In what can only be called a stunning rebuke of APS’ request to charge solar array owners upwards of $100 per month and put an end to net metering and solar choice in Arizona, the Arizona Corporation Commission on Thursday voted 3-2 to institute a 70-cent per Kilowatt (kW) fee for new solar system owners installing systems after Jan 1, 2014. All current owners and those who install systems prior to December 31, 2013, will be protected from this new fee—at least until the next rate case when even more changes will be on the table. The vote came at the end of one day of public comment from Arizona business owners, investors and the public, and another full day of deliberation and discussion by the Commission, APS and interveners.

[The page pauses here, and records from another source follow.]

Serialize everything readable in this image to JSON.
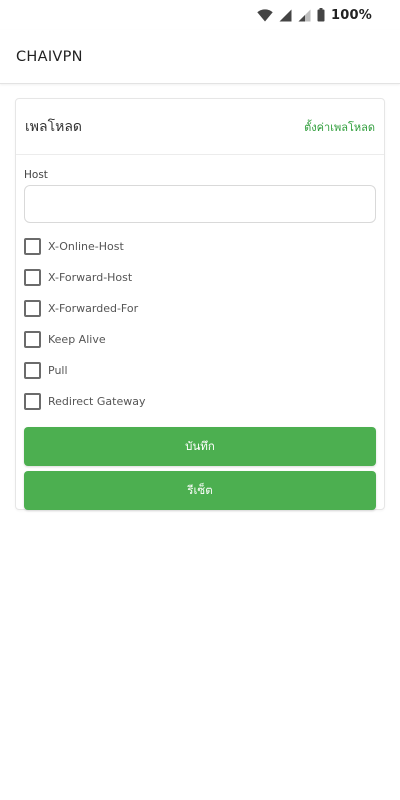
{
  "status_bar": {
    "battery_text": "100%",
    "icons": [
      "wifi-icon",
      "signal-icon",
      "signal-weak-icon",
      "battery-icon"
    ]
  },
  "app_bar": {
    "title": "CHAIVPN"
  },
  "payload_card": {
    "title": "เพลโหลด",
    "settings_link": "ตั้งค่าเพลโหลด",
    "host": {
      "label": "Host",
      "value": "",
      "placeholder": ""
    },
    "options": [
      {
        "label": "X-Online-Host",
        "checked": false
      },
      {
        "label": "X-Forward-Host",
        "checked": false
      },
      {
        "label": "X-Forwarded-For",
        "checked": false
      },
      {
        "label": "Keep Alive",
        "checked": false
      },
      {
        "label": "Pull",
        "checked": false
      },
      {
        "label": "Redirect Gateway",
        "checked": false
      }
    ],
    "save_button": "บันทึก",
    "reset_button": "รีเซ็ต"
  },
  "colors": {
    "accent": "#4caf50",
    "link": "#2e9d3a"
  }
}
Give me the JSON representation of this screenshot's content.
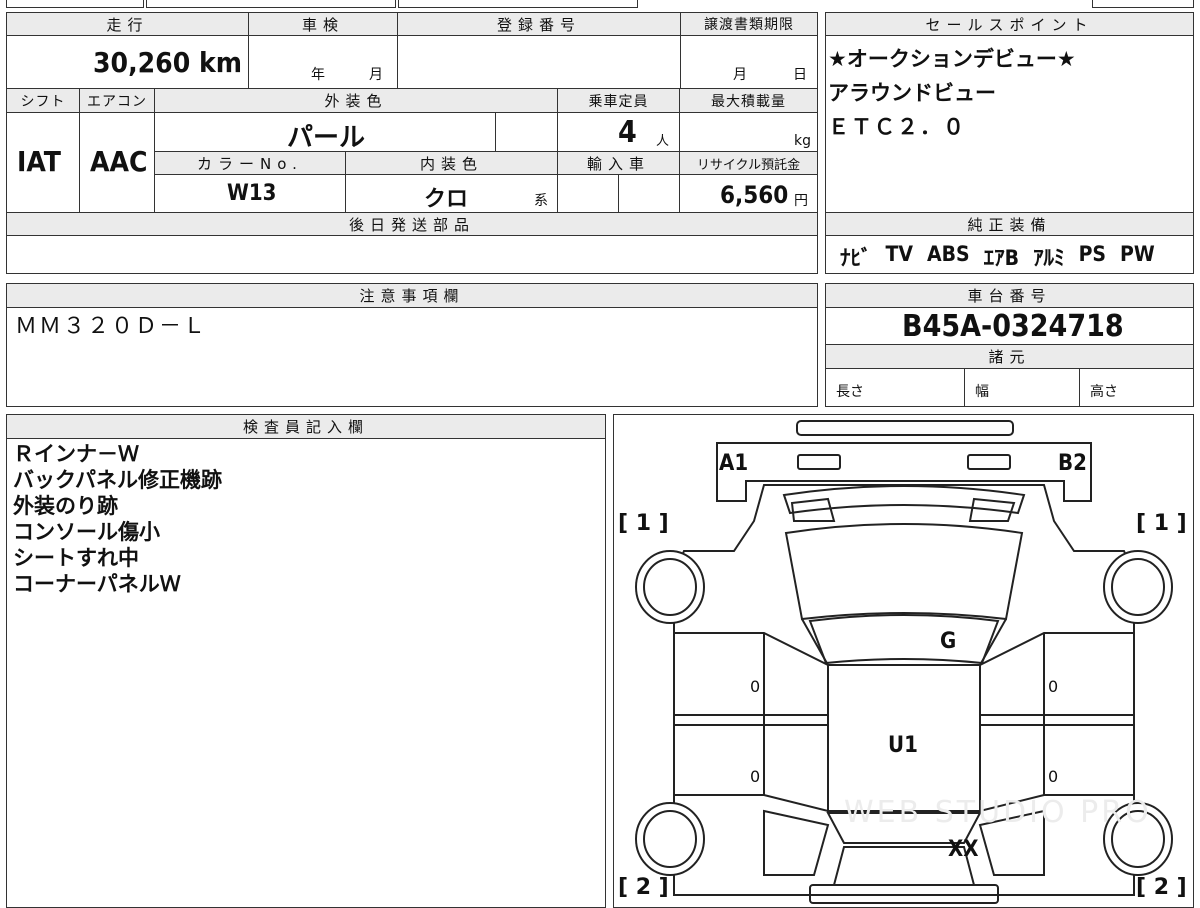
{
  "header": {
    "mileage_label": "走行",
    "shaken_label": "車検",
    "reg_number_label": "登録番号",
    "transfer_deadline_label": "譲渡書類期限",
    "mileage_value": "30,260 km",
    "shaken_year_unit": "年",
    "shaken_month_unit": "月",
    "deadline_month_unit": "月",
    "deadline_day_unit": "日"
  },
  "specs": {
    "shift_label": "シフト",
    "aircon_label": "エアコン",
    "exterior_color_label": "外装色",
    "capacity_label": "乗車定員",
    "max_load_label": "最大積載量",
    "shift_value": "IAT",
    "aircon_value": "AAC",
    "exterior_color_value": "パール",
    "capacity_value": "4",
    "capacity_unit": "人",
    "max_load_unit": "kg",
    "color_no_label": "カラーNo.",
    "interior_color_label": "内装色",
    "import_label": "輸入車",
    "recycle_label": "リサイクル預託金",
    "color_no_value": "W13",
    "interior_color_value": "クロ",
    "interior_color_suffix": "系",
    "recycle_value": "6,560",
    "recycle_unit": "円"
  },
  "later_parts": {
    "label": "後日発送部品",
    "value": ""
  },
  "sales_points": {
    "label": "セールスポイント",
    "lines": [
      "★オークションデビュー★",
      "アラウンドビュー",
      "ＥＴＣ２．０"
    ]
  },
  "genuine_equipment": {
    "label": "純正装備",
    "items": [
      "ﾅﾋﾞ",
      "TV",
      "ABS",
      "ｴｱB",
      "ｱﾙﾐ",
      "PS",
      "PW"
    ]
  },
  "notes": {
    "label": "注意事項欄",
    "value": "ＭＭ３２０Ｄ－Ｌ"
  },
  "chassis": {
    "label": "車台番号",
    "value": "B45A-0324718"
  },
  "dimensions": {
    "label": "諸元",
    "length_label": "長さ",
    "width_label": "幅",
    "height_label": "高さ"
  },
  "inspector": {
    "label": "検査員記入欄",
    "lines": [
      "Ｒインナ－Ｗ",
      "バックパネル修正機跡",
      "外装のり跡",
      "コンソール傷小",
      "シートすれ中",
      "コーナーパネルＷ"
    ]
  },
  "diagram": {
    "mark_a1": "A1",
    "mark_b2": "B2",
    "mark_g": "G",
    "mark_u1": "U1",
    "mark_xx": "XX",
    "bracket_fl": "[ 1 ]",
    "bracket_fr": "[ 1 ]",
    "bracket_rl": "[ 2 ]",
    "bracket_rr": "[ 2 ]",
    "left_door_front": "0",
    "left_door_rear": "0",
    "right_door_front": "0",
    "right_door_rear": "0",
    "watermark": "WEB STUDIO PRO"
  }
}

The 70-cent alternative to the APS proposal was the result of a collaborative effort by the solar industry and the Arizona Residential Utility Consumer Office (AZRUCO), an Arizona consumer watchdog group. They recognized the real damage implementing the APS proposal would have on Arizona businesses and jobs and found an interim solution that could alleviate some of the purported cost pressure for the time being and allow the parties to prepare for a more deliberate process during the next rate case.
“We want to thank Chairman Stump and Commissioners Bob Burns and Susan Bitter Smith for being open to alternative ideas instead of sticking just to the APS proposals,” said Mark Holohan, AriSEIA President and Chairman. “This charge puts more pricing pressure on our industry because even if the average savings for solar array owners is $5 to $10 per month, this new payment to APS eliminates or cuts that savings in half. We’ll have to see how consumers respond to the new charge. Even though this is much less than the $50 or $100 per month charge APS wanted, it will have a significant impact on our industry. The upside is we can now slow down and have a rational discussion of the real impact of solar on utility costs in a rate case, which is the proper venue for this discussion.”
While the Commission, AZCC staff and AZRUCO found that a cost shift from solar to non-solar customers exists, AriSEIA does not believe the evidence presented at the open meeting or in support of the docket is strong enough to make such a direct connection. This belief is supported by the APS filing on Tuesday that shows the average residential solar system owner pays APS an average $71 per month in charges and fees.
“This is a significant admission on the part of APS,” said SouthFace Solar Electric owner and AriSEIA board member Corey Garrison, “because it shows that solar customers are paying to support connections to the grid. We have been saying there is no free ride and APS’ own submission shows this to be the case. We hope the Commission and their staff take note of this admission and reconsider this part of their decision.”